-- Work required --
When a line of the entries contains the word "scene", report that line.

-- Source information --
━━━━━━━━━━━━━━━━━━━━

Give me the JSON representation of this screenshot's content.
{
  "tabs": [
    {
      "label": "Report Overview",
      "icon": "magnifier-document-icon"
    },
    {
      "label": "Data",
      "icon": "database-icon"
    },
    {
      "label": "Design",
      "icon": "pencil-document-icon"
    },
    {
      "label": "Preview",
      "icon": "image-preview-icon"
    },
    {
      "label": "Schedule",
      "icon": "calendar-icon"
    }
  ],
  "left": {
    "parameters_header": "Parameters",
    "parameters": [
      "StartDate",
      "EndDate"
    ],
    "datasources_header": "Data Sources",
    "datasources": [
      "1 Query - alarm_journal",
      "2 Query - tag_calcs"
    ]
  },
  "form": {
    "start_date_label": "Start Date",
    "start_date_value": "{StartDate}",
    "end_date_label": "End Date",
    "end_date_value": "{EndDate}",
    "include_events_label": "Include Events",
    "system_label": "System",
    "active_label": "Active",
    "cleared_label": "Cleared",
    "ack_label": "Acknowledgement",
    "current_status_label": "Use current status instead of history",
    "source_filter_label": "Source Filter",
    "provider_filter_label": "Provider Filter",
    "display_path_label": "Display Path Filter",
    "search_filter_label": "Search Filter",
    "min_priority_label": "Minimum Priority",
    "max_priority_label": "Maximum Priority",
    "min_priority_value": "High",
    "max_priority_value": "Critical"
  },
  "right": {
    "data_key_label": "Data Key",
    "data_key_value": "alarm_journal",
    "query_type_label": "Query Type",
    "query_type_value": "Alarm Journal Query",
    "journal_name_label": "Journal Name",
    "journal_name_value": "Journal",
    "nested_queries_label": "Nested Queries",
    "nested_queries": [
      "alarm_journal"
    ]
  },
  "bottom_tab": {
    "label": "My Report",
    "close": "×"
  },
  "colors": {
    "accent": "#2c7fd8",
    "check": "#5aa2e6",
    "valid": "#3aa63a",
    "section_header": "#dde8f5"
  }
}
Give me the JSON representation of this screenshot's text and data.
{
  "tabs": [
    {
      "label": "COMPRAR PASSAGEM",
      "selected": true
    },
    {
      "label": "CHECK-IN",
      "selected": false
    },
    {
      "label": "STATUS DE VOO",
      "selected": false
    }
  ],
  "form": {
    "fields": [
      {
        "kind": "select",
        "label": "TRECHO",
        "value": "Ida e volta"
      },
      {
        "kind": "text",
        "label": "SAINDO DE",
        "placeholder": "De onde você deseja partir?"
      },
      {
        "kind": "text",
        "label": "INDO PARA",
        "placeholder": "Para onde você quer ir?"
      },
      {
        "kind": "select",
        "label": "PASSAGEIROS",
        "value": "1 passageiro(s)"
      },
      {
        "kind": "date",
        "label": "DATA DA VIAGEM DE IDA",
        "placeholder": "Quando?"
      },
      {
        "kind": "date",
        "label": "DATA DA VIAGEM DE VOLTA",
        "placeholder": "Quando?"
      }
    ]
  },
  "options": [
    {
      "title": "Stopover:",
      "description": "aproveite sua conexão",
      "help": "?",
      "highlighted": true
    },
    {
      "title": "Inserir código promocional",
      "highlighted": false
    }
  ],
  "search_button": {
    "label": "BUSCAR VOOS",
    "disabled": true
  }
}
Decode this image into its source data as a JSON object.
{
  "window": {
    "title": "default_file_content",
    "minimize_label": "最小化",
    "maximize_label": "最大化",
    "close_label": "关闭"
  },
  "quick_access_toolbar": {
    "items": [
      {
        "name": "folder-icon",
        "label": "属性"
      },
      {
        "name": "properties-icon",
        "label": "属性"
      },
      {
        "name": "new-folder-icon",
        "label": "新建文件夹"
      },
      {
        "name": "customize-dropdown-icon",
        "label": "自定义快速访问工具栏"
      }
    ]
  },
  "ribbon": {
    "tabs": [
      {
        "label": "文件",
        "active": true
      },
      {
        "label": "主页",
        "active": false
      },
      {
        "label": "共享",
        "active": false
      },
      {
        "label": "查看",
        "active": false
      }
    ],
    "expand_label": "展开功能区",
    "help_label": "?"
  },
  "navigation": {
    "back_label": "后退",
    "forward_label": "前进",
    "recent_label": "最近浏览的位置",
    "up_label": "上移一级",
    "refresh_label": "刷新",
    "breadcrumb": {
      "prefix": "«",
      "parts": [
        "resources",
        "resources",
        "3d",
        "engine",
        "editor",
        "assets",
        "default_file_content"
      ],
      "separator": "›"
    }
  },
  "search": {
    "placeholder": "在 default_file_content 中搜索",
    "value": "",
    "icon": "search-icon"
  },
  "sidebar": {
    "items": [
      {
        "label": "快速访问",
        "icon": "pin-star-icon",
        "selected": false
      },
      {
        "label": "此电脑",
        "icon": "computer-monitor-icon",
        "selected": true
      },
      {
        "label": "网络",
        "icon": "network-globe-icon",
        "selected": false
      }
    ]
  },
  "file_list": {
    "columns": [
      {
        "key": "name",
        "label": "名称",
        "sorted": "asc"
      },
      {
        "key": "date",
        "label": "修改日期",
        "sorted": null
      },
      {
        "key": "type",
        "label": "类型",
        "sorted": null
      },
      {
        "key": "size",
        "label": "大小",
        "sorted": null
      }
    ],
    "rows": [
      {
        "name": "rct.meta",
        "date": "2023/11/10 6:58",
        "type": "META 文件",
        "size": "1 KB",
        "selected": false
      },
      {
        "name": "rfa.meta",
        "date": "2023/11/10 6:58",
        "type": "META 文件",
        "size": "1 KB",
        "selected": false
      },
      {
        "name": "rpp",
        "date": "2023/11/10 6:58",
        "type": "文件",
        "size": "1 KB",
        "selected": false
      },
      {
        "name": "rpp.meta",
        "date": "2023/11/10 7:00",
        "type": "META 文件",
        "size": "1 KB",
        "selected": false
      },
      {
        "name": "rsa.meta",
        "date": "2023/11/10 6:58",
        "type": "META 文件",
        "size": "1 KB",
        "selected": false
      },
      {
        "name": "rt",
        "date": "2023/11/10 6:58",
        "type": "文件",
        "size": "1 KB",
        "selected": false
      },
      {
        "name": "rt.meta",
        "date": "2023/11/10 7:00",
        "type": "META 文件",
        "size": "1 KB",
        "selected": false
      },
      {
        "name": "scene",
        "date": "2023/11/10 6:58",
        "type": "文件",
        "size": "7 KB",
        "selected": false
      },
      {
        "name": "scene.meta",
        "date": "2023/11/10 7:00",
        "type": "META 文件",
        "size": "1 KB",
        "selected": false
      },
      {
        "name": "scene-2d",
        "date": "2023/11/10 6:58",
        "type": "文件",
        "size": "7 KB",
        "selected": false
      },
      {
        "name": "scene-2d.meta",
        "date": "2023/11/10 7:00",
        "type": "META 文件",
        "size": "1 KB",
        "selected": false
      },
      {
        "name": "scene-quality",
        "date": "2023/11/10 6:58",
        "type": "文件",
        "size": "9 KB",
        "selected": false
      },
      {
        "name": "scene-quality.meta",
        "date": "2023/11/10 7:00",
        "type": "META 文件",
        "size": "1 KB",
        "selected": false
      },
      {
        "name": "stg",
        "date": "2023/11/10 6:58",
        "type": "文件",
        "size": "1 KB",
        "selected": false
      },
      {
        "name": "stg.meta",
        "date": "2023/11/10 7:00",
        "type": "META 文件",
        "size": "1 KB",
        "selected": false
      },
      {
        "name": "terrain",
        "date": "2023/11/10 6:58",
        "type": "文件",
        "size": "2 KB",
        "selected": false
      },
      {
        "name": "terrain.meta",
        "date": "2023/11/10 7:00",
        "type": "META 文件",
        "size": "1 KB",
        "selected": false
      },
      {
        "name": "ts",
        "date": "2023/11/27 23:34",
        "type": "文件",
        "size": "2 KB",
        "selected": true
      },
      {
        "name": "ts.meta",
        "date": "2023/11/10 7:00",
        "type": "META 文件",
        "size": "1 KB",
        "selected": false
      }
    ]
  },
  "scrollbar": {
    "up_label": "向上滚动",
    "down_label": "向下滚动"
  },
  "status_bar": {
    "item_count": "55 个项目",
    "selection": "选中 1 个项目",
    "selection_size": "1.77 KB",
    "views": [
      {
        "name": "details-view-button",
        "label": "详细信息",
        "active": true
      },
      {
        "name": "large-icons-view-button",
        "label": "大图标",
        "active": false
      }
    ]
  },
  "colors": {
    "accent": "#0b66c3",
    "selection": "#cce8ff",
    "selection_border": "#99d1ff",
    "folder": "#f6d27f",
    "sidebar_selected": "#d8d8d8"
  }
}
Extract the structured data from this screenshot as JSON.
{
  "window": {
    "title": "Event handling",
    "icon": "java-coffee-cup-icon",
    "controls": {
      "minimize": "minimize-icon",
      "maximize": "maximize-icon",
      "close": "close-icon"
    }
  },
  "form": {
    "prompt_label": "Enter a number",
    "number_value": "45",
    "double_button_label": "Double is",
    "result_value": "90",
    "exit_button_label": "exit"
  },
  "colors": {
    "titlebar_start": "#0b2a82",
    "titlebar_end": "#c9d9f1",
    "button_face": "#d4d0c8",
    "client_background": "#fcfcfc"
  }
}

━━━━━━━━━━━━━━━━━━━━

-- Expected output --
        "name": "scene",
        "name": "scene.meta",
        "name": "scene-2d",
        "name": "scene-2d.meta",
        "name": "scene-quality",
        "name": "scene-quality.meta",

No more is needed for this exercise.